- What you will do -
In the response, the entries must appear exactly as supplied.

- Record set -

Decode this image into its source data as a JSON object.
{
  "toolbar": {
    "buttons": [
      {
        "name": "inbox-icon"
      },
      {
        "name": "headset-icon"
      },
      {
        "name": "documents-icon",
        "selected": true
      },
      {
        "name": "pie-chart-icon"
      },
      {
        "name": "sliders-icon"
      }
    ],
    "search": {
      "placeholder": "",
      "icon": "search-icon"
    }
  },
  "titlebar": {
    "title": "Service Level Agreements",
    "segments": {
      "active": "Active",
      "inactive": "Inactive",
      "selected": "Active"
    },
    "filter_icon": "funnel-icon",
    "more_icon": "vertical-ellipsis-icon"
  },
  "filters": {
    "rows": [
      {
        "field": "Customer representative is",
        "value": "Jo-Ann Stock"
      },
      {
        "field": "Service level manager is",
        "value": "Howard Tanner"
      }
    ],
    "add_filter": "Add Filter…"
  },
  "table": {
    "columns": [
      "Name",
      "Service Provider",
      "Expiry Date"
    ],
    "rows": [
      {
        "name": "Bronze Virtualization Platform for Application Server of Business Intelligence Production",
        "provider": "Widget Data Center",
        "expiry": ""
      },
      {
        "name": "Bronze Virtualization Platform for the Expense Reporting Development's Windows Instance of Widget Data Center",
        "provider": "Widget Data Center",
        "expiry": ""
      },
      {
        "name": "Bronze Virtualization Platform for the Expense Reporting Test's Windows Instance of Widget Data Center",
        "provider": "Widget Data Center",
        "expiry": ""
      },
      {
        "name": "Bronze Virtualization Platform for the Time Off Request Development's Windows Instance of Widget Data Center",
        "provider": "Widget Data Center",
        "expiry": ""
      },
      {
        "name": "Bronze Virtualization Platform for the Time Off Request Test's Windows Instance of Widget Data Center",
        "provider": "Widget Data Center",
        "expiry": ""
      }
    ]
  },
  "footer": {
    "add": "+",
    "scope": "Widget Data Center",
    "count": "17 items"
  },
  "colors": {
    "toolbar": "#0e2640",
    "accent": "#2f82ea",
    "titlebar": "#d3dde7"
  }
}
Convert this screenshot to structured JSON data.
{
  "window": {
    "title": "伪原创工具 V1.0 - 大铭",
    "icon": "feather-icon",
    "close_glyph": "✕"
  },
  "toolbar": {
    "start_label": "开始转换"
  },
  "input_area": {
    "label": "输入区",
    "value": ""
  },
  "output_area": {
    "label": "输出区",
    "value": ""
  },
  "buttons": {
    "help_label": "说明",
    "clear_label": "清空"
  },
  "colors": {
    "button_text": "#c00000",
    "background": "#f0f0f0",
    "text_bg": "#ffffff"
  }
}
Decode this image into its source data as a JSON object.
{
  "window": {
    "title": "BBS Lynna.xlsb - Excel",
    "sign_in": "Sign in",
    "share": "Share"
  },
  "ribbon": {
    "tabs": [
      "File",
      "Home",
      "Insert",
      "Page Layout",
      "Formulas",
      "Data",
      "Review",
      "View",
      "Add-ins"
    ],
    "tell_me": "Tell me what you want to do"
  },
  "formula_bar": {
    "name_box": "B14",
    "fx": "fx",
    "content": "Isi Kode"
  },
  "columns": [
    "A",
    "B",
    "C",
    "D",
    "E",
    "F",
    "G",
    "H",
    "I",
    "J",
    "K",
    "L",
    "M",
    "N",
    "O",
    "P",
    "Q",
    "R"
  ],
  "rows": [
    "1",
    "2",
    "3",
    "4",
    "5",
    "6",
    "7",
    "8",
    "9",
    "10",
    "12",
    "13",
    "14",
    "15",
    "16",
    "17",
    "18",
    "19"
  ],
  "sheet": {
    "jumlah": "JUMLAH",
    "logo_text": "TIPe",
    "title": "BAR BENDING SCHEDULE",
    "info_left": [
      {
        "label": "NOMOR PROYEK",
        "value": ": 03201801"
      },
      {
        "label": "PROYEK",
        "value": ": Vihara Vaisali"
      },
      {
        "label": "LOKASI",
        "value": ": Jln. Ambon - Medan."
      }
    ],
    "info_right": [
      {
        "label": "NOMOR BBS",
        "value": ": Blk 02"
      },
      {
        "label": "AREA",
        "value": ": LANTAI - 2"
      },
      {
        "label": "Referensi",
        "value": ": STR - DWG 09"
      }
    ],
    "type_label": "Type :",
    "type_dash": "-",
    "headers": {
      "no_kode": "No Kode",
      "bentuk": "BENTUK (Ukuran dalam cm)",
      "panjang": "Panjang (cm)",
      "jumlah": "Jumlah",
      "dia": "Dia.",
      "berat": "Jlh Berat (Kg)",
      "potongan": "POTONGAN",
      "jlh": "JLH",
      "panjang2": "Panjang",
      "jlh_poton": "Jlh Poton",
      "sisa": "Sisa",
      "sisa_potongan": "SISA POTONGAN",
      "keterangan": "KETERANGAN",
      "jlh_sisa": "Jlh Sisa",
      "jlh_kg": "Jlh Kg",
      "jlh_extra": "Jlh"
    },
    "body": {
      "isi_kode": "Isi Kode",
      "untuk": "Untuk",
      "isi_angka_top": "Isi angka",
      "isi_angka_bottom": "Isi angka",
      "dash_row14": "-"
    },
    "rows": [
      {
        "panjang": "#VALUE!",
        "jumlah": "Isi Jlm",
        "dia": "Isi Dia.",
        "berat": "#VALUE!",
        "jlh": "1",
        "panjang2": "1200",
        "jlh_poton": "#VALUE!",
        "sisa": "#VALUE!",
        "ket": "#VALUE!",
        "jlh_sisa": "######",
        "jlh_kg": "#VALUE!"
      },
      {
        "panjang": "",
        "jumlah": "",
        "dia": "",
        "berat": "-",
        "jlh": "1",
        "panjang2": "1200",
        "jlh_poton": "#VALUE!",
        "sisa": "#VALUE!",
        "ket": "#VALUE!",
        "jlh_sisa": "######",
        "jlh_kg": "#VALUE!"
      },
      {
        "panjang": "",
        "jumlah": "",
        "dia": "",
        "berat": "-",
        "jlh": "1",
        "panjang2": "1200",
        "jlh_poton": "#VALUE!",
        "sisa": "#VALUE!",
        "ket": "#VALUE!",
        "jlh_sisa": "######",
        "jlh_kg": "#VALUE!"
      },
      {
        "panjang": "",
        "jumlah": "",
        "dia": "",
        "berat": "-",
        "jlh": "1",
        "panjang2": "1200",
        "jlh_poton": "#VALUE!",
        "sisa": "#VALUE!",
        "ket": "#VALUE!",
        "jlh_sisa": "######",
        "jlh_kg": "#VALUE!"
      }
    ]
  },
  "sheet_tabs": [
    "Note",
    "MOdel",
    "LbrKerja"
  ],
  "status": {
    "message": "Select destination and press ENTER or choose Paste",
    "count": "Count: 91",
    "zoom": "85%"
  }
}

- Output of the exercise -
Decode this image into its source data as a JSON object.
{
  "toolbar": {
    "buttons": [
      {
        "name": "inbox-icon"
      },
      {
        "name": "headset-icon"
      },
      {
        "name": "documents-icon",
        "selected": true
      },
      {
        "name": "pie-chart-icon"
      },
      {
        "name": "sliders-icon"
      }
    ],
    "search": {
      "placeholder": "",
      "icon": "search-icon"
    }
  },
  "titlebar": {
    "title": "Service Level Agreements",
    "segments": {
      "active": "Active",
      "inactive": "Inactive",
      "selected": "Active"
    },
    "filter_icon": "funnel-icon",
    "more_icon": "vertical-ellipsis-icon"
  },
  "filters": {
    "rows": [
      {
        "field": "Customer representative is",
        "value": "Jo-Ann Stock"
      },
      {
        "field": "Service level manager is",
        "value": "Howard Tanner"
      }
    ],
    "add_filter": "Add Filter…"
  },
  "table": {
    "columns": [
      "Name",
      "Service Provider",
      "Expiry Date"
    ],
    "rows": [
      {
        "name": "Bronze Virtualization Platform for Application Server of Business Intelligence Production",
        "provider": "Widget Data Center",
        "expiry": ""
      },
      {
        "name": "Bronze Virtualization Platform for the Expense Reporting Development's Windows Instance of Widget Data Center",
        "provider": "Widget Data Center",
        "expiry": ""
      },
      {
        "name": "Bronze Virtualization Platform for the Expense Reporting Test's Windows Instance of Widget Data Center",
        "provider": "Widget Data Center",
        "expiry": ""
      },
      {
        "name": "Bronze Virtualization Platform for the Time Off Request Development's Windows Instance of Widget Data Center",
        "provider": "Widget Data Center",
        "expiry": ""
      },
      {
        "name": "Bronze Virtualization Platform for the Time Off Request Test's Windows Instance of Widget Data Center",
        "provider": "Widget Data Center",
        "expiry": ""
      }
    ]
  },
  "footer": {
    "add": "+",
    "scope": "Widget Data Center",
    "count": "17 items"
  },
  "colors": {
    "toolbar": "#0e2640",
    "accent": "#2f82ea",
    "titlebar": "#d3dde7"
  }
}
Convert this screenshot to structured JSON data.
{
  "window": {
    "title": "伪原创工具 V1.0 - 大铭",
    "icon": "feather-icon",
    "close_glyph": "✕"
  },
  "toolbar": {
    "start_label": "开始转换"
  },
  "input_area": {
    "label": "输入区",
    "value": ""
  },
  "output_area": {
    "label": "输出区",
    "value": ""
  },
  "buttons": {
    "help_label": "说明",
    "clear_label": "清空"
  },
  "colors": {
    "button_text": "#c00000",
    "background": "#f0f0f0",
    "text_bg": "#ffffff"
  }
}
Decode this image into its source data as a JSON object.
{
  "window": {
    "title": "BBS Lynna.xlsb - Excel",
    "sign_in": "Sign in",
    "share": "Share"
  },
  "ribbon": {
    "tabs": [
      "File",
      "Home",
      "Insert",
      "Page Layout",
      "Formulas",
      "Data",
      "Review",
      "View",
      "Add-ins"
    ],
    "tell_me": "Tell me what you want to do"
  },
  "formula_bar": {
    "name_box": "B14",
    "fx": "fx",
    "content": "Isi Kode"
  },
  "columns": [
    "A",
    "B",
    "C",
    "D",
    "E",
    "F",
    "G",
    "H",
    "I",
    "J",
    "K",
    "L",
    "M",
    "N",
    "O",
    "P",
    "Q",
    "R"
  ],
  "rows": [
    "1",
    "2",
    "3",
    "4",
    "5",
    "6",
    "7",
    "8",
    "9",
    "10",
    "12",
    "13",
    "14",
    "15",
    "16",
    "17",
    "18",
    "19"
  ],
  "sheet": {
    "jumlah": "JUMLAH",
    "logo_text": "TIPe",
    "title": "BAR BENDING SCHEDULE",
    "info_left": [
      {
        "label": "NOMOR PROYEK",
        "value": ": 03201801"
      },
      {
        "label": "PROYEK",
        "value": ": Vihara Vaisali"
      },
      {
        "label": "LOKASI",
        "value": ": Jln. Ambon - Medan."
      }
    ],
    "info_right": [
      {
        "label": "NOMOR BBS",
        "value": ": Blk 02"
      },
      {
        "label": "AREA",
        "value": ": LANTAI - 2"
      },
      {
        "label": "Referensi",
        "value": ": STR - DWG 09"
      }
    ],
    "type_label": "Type :",
    "type_dash": "-",
    "headers": {
      "no_kode": "No Kode",
      "bentuk": "BENTUK (Ukuran dalam cm)",
      "panjang": "Panjang (cm)",
      "jumlah": "Jumlah",
      "dia": "Dia.",
      "berat": "Jlh Berat (Kg)",
      "potongan": "POTONGAN",
      "jlh": "JLH",
      "panjang2": "Panjang",
      "jlh_poton": "Jlh Poton",
      "sisa": "Sisa",
      "sisa_potongan": "SISA POTONGAN",
      "keterangan": "KETERANGAN",
      "jlh_sisa": "Jlh Sisa",
      "jlh_kg": "Jlh Kg",
      "jlh_extra": "Jlh"
    },
    "body": {
      "isi_kode": "Isi Kode",
      "untuk": "Untuk",
      "isi_angka_top": "Isi angka",
      "isi_angka_bottom": "Isi angka",
      "dash_row14": "-"
    },
    "rows": [
      {
        "panjang": "#VALUE!",
        "jumlah": "Isi Jlm",
        "dia": "Isi Dia.",
        "berat": "#VALUE!",
        "jlh": "1",
        "panjang2": "1200",
        "jlh_poton": "#VALUE!",
        "sisa": "#VALUE!",
        "ket": "#VALUE!",
        "jlh_sisa": "######",
        "jlh_kg": "#VALUE!"
      },
      {
        "panjang": "",
        "jumlah": "",
        "dia": "",
        "berat": "-",
        "jlh": "1",
        "panjang2": "1200",
        "jlh_poton": "#VALUE!",
        "sisa": "#VALUE!",
        "ket": "#VALUE!",
        "jlh_sisa": "######",
        "jlh_kg": "#VALUE!"
      },
      {
        "panjang": "",
        "jumlah": "",
        "dia": "",
        "berat": "-",
        "jlh": "1",
        "panjang2": "1200",
        "jlh_poton": "#VALUE!",
        "sisa": "#VALUE!",
        "ket": "#VALUE!",
        "jlh_sisa": "######",
        "jlh_kg": "#VALUE!"
      },
      {
        "panjang": "",
        "jumlah": "",
        "dia": "",
        "berat": "-",
        "jlh": "1",
        "panjang2": "1200",
        "jlh_poton": "#VALUE!",
        "sisa": "#VALUE!",
        "ket": "#VALUE!",
        "jlh_sisa": "######",
        "jlh_kg": "#VALUE!"
      }
    ]
  },
  "sheet_tabs": [
    "Note",
    "MOdel",
    "LbrKerja"
  ],
  "status": {
    "message": "Select destination and press ENTER or choose Paste",
    "count": "Count: 91",
    "zoom": "85%"
  }
}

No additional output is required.